Gradually, of course, all of that anxiety (on all of our parts) started to wear away, and now it feels like we’ve had him forever. I would say that the very best thing about having him in our lives is the reaction we get when we walk through the door after having been away. There’s just something so comforting about being needed — though, of course, this can be profoundly irritating at times as well. But there has never not been an occasion where we opened the front door and he didn’t completely lose his shit. How can a person not be charmed by that?

One of the other fantastic things has been losing excuses for not going outside for a walk every day. Anyone who knows me can attest to my hermit-like sensibilities. I can burrow like an owl; I am a homebody through and through. Unfortunately, this can mean that I sometimes have to be dragged, kicking and screaming, from my cozy house. Having Luka means that I have to go outside every day, because the guilt of not walking him when I know he needs to expel some of his big-dog energy is far more powerful than the pull of a wood-burning stove. Though we rarely get snow here, it rains almost daily in the winter, and the grey sky can feel unrelenting at times. There are many days when I don’t want take the dog for a walk, but there has never been a day when I’ve regretted it afterwards.

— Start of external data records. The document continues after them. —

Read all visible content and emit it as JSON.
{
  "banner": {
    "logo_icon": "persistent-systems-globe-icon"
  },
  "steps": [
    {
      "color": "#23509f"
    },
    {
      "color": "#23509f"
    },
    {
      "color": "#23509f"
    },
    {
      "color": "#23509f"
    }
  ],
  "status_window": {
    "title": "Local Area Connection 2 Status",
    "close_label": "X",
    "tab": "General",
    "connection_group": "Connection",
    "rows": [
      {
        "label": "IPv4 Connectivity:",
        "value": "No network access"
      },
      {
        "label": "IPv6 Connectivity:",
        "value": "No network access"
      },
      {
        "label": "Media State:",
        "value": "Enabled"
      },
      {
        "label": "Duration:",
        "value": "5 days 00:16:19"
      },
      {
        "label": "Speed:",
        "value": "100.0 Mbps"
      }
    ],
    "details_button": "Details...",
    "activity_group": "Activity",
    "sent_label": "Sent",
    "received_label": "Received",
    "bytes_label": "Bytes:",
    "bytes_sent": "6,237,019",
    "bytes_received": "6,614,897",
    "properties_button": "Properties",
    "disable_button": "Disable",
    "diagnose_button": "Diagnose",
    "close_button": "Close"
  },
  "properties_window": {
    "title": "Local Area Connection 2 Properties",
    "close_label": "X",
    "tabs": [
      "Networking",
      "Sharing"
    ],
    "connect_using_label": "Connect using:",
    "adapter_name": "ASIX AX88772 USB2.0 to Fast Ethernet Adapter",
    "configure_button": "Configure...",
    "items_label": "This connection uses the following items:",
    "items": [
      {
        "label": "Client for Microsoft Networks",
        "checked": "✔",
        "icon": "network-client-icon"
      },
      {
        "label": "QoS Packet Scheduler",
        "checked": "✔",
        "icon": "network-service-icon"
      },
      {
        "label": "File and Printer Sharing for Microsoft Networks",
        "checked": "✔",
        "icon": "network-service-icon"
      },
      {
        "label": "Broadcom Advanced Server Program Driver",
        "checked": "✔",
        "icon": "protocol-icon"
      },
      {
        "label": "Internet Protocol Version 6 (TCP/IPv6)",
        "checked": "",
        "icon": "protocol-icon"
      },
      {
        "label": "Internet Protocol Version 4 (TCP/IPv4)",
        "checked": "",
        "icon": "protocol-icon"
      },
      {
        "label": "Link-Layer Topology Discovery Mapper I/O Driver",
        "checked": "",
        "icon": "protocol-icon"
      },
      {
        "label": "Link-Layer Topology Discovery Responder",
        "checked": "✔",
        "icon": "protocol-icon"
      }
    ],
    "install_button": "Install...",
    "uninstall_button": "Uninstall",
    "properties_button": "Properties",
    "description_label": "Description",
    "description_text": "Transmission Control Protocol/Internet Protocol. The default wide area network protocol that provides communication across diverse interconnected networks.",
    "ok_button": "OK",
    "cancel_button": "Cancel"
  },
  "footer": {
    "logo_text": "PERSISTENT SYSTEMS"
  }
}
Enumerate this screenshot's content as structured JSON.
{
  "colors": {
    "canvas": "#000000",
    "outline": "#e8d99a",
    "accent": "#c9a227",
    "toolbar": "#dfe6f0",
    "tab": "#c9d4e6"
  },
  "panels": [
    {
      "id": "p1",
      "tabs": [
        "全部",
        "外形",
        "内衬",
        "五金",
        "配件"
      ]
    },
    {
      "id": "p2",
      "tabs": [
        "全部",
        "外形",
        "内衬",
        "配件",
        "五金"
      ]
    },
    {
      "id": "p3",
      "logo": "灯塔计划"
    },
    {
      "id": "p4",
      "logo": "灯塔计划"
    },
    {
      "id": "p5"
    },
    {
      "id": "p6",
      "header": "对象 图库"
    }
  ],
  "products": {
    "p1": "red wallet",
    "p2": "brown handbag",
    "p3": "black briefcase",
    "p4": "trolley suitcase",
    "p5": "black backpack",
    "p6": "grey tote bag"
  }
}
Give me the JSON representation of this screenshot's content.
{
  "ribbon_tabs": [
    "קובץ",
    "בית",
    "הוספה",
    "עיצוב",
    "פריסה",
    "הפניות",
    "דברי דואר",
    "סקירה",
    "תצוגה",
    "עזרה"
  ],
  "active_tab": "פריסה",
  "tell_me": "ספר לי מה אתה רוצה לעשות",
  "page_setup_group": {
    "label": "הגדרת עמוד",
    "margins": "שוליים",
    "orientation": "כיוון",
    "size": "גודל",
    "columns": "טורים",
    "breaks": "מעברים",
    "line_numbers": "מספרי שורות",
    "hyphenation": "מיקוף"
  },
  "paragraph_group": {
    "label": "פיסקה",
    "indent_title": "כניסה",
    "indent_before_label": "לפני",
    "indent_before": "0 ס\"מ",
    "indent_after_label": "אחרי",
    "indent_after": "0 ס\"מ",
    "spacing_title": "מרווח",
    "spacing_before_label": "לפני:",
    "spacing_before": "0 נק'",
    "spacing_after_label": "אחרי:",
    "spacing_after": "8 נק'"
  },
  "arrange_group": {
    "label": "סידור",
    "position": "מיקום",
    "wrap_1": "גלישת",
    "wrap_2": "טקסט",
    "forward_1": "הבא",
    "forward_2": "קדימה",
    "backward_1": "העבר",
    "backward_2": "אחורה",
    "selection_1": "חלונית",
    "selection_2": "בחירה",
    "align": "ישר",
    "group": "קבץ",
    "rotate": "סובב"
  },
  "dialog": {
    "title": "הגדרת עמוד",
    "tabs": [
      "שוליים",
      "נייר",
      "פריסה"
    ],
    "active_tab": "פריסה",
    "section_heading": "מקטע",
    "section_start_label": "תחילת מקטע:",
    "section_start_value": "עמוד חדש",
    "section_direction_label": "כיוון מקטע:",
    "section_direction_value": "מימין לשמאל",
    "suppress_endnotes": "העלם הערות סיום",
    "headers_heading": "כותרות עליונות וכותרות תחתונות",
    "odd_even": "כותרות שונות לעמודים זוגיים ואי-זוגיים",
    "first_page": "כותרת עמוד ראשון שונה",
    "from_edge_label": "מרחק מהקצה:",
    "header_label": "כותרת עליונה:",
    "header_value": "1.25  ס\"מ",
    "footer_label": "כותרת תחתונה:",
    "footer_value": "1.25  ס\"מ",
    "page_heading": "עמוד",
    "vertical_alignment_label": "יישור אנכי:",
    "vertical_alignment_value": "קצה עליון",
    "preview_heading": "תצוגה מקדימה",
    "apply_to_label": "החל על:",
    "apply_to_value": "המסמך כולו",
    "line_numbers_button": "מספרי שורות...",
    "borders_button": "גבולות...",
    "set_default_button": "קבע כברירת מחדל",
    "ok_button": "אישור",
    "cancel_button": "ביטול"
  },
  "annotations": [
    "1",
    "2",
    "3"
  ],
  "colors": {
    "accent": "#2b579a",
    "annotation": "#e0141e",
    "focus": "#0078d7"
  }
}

Our yard has a long, winding path that lets out onto the street directly behind our house, and when we’re walking back from the woods, I usually stop and let Luka off leash about 50 metres away from the path. He stands still for a moment, and then he leads us home.